## TASK TO COMPLETE
Given the entries below, please return each one exactly.

## EXTRACTED ENTRIES
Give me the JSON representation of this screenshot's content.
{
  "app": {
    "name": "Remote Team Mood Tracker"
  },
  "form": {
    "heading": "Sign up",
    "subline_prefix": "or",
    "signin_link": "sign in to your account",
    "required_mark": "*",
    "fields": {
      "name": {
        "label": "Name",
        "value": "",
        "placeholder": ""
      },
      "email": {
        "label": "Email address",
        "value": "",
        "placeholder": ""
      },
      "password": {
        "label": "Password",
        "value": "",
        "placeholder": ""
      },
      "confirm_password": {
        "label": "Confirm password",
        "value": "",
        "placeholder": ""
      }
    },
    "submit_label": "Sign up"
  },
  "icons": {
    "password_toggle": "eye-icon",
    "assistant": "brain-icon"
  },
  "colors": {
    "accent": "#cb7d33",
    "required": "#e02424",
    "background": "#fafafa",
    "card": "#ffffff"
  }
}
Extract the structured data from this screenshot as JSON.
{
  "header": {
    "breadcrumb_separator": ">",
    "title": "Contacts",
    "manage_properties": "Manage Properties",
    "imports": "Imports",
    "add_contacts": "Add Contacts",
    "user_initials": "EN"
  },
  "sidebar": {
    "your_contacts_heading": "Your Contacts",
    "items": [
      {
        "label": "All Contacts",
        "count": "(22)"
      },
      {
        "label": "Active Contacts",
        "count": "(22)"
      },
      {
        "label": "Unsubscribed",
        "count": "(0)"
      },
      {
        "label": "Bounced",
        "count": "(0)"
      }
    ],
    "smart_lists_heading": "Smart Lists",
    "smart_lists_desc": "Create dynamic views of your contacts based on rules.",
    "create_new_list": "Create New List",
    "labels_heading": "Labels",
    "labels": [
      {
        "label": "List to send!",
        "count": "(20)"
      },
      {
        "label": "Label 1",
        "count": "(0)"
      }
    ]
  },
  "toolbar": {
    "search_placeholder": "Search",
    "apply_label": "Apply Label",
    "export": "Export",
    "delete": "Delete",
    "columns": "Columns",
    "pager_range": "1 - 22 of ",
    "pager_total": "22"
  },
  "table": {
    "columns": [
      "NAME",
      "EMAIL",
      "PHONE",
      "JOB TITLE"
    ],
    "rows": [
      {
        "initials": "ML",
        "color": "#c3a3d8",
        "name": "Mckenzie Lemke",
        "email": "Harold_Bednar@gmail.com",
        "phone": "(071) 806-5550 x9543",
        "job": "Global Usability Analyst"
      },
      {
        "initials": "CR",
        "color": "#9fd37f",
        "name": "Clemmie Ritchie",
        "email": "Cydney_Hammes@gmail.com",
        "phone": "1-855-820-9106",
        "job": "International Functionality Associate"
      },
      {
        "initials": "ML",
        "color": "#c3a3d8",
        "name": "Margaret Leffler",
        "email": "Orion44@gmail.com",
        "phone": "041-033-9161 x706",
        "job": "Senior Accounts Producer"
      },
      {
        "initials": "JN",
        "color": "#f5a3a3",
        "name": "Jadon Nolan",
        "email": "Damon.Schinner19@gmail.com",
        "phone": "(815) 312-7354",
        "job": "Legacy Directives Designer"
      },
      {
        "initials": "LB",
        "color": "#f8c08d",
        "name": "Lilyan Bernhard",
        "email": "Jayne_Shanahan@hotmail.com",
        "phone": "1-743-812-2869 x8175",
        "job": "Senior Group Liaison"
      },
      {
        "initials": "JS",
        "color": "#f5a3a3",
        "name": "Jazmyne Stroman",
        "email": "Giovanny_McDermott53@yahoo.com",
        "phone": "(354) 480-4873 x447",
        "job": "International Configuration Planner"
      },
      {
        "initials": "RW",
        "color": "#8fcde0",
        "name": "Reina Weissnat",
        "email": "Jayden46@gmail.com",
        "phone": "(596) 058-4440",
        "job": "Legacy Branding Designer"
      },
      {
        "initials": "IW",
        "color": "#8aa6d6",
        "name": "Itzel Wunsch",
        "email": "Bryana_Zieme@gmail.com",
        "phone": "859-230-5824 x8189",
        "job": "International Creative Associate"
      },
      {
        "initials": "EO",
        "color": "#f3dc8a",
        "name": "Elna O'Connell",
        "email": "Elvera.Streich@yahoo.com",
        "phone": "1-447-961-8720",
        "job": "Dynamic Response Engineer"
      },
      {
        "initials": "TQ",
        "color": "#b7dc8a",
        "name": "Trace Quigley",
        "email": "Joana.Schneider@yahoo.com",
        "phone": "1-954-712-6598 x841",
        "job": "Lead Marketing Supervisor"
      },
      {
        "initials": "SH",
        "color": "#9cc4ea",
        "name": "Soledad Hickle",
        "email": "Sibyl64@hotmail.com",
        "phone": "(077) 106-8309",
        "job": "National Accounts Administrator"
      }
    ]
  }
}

## RESULT BELOW
Give me the JSON representation of this screenshot's content.
{
  "app": {
    "name": "Remote Team Mood Tracker"
  },
  "form": {
    "heading": "Sign up",
    "subline_prefix": "or",
    "signin_link": "sign in to your account",
    "required_mark": "*",
    "fields": {
      "name": {
        "label": "Name",
        "value": "",
        "placeholder": ""
      },
      "email": {
        "label": "Email address",
        "value": "",
        "placeholder": ""
      },
      "password": {
        "label": "Password",
        "value": "",
        "placeholder": ""
      },
      "confirm_password": {
        "label": "Confirm password",
        "value": "",
        "placeholder": ""
      }
    },
    "submit_label": "Sign up"
  },
  "icons": {
    "password_toggle": "eye-icon",
    "assistant": "brain-icon"
  },
  "colors": {
    "accent": "#cb7d33",
    "required": "#e02424",
    "background": "#fafafa",
    "card": "#ffffff"
  }
}
Extract the structured data from this screenshot as JSON.
{
  "header": {
    "breadcrumb_separator": ">",
    "title": "Contacts",
    "manage_properties": "Manage Properties",
    "imports": "Imports",
    "add_contacts": "Add Contacts",
    "user_initials": "EN"
  },
  "sidebar": {
    "your_contacts_heading": "Your Contacts",
    "items": [
      {
        "label": "All Contacts",
        "count": "(22)"
      },
      {
        "label": "Active Contacts",
        "count": "(22)"
      },
      {
        "label": "Unsubscribed",
        "count": "(0)"
      },
      {
        "label": "Bounced",
        "count": "(0)"
      }
    ],
    "smart_lists_heading": "Smart Lists",
    "smart_lists_desc": "Create dynamic views of your contacts based on rules.",
    "create_new_list": "Create New List",
    "labels_heading": "Labels",
    "labels": [
      {
        "label": "List to send!",
        "count": "(20)"
      },
      {
        "label": "Label 1",
        "count": "(0)"
      }
    ]
  },
  "toolbar": {
    "search_placeholder": "Search",
    "apply_label": "Apply Label",
    "export": "Export",
    "delete": "Delete",
    "columns": "Columns",
    "pager_range": "1 - 22 of ",
    "pager_total": "22"
  },
  "table": {
    "columns": [
      "NAME",
      "EMAIL",
      "PHONE",
      "JOB TITLE"
    ],
    "rows": [
      {
        "initials": "ML",
        "color": "#c3a3d8",
        "name": "Mckenzie Lemke",
        "email": "Harold_Bednar@gmail.com",
        "phone": "(071) 806-5550 x9543",
        "job": "Global Usability Analyst"
      },
      {
        "initials": "CR",
        "color": "#9fd37f",
        "name": "Clemmie Ritchie",
        "email": "Cydney_Hammes@gmail.com",
        "phone": "1-855-820-9106",
        "job": "International Functionality Associate"
      },
      {
        "initials": "ML",
        "color": "#c3a3d8",
        "name": "Margaret Leffler",
        "email": "Orion44@gmail.com",
        "phone": "041-033-9161 x706",
        "job": "Senior Accounts Producer"
      },
      {
        "initials": "JN",
        "color": "#f5a3a3",
        "name": "Jadon Nolan",
        "email": "Damon.Schinner19@gmail.com",
        "phone": "(815) 312-7354",
        "job": "Legacy Directives Designer"
      },
      {
        "initials": "LB",
        "color": "#f8c08d",
        "name": "Lilyan Bernhard",
        "email": "Jayne_Shanahan@hotmail.com",
        "phone": "1-743-812-2869 x8175",
        "job": "Senior Group Liaison"
      },
      {
        "initials": "JS",
        "color": "#f5a3a3",
        "name": "Jazmyne Stroman",
        "email": "Giovanny_McDermott53@yahoo.com",
        "phone": "(354) 480-4873 x447",
        "job": "International Configuration Planner"
      },
      {
        "initials": "RW",
        "color": "#8fcde0",
        "name": "Reina Weissnat",
        "email": "Jayden46@gmail.com",
        "phone": "(596) 058-4440",
        "job": "Legacy Branding Designer"
      },
      {
        "initials": "IW",
        "color": "#8aa6d6",
        "name": "Itzel Wunsch",
        "email": "Bryana_Zieme@gmail.com",
        "phone": "859-230-5824 x8189",
        "job": "International Creative Associate"
      },
      {
        "initials": "EO",
        "color": "#f3dc8a",
        "name": "Elna O'Connell",
        "email": "Elvera.Streich@yahoo.com",
        "phone": "1-447-961-8720",
        "job": "Dynamic Response Engineer"
      },
      {
        "initials": "TQ",
        "color": "#b7dc8a",
        "name": "Trace Quigley",
        "email": "Joana.Schneider@yahoo.com",
        "phone": "1-954-712-6598 x841",
        "job": "Lead Marketing Supervisor"
      },
      {
        "initials": "SH",
        "color": "#9cc4ea",
        "name": "Soledad Hickle",
        "email": "Sibyl64@hotmail.com",
        "phone": "(077) 106-8309",
        "job": "National Accounts Administrator"
      }
    ]
  }
}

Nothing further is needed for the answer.